As a side note – in my personal syndication LP investments, I have always purchased the Class B shares because I want the higher overall return. This is what I consider best for my personal life stage and investing goals. This does not mean it is the right decision for you. At Spark Investment Group, we help our investors figure out which approach is best for them.
As always, the capital stack and the waterfall schedule are outlined in the PPM (private placement memorandum) and are available to you as a potential investor before you commit to the deal. But, the PPM details might seem like gibberish if you aren’t clear on the capital stack, how it works, or where you fall in priority for distributions.
Now that you have a solid explanation and a few examples, your confidence in reading any PPM and selecting a real estate syndication deal that is in alignment with your investing goals will skyrocket!
I’d love to share upcoming deals with you, but first we need to talk so I can hear about your investing goals and help you determine capital stacks that will be favorable for you. I have a couple deals in mind with different tier structures and would be happy to help direct you toward the one that will move you toward your goals more efficiently.
Join today at the Spark Investor Club and get the “inside scoop” on our past and upcoming deals. Once you apply to join the club, I’ll get on a call with you so we can see if we’re a good fit to invest alongside each other on any future real estate syndication deals! I can’t wait!

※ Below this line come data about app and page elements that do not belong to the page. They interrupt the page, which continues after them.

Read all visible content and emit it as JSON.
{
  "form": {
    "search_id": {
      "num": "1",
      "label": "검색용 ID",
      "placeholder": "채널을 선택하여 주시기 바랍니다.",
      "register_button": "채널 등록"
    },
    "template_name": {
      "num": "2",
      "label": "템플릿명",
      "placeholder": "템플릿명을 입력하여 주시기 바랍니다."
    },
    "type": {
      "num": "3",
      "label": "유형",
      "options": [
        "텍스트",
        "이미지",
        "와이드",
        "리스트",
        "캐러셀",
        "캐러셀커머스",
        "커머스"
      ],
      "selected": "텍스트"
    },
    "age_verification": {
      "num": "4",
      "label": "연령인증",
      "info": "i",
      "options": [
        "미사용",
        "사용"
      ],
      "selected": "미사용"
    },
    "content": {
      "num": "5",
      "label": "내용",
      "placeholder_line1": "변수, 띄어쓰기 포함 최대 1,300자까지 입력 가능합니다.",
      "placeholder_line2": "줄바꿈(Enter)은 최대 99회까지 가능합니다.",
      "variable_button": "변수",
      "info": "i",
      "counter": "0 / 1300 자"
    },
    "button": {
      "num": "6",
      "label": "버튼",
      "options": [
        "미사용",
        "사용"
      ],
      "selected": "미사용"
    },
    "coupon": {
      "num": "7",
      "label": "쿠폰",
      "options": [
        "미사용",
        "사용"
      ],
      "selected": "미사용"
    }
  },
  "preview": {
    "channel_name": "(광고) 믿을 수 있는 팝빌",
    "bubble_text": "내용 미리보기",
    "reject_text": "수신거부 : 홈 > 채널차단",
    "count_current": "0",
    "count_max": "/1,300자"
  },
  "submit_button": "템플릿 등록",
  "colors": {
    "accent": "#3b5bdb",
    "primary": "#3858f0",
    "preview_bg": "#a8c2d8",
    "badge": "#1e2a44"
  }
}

To learn more about real estate investing and syndications, reach out to us at https://investwithspark.com/contact/ today!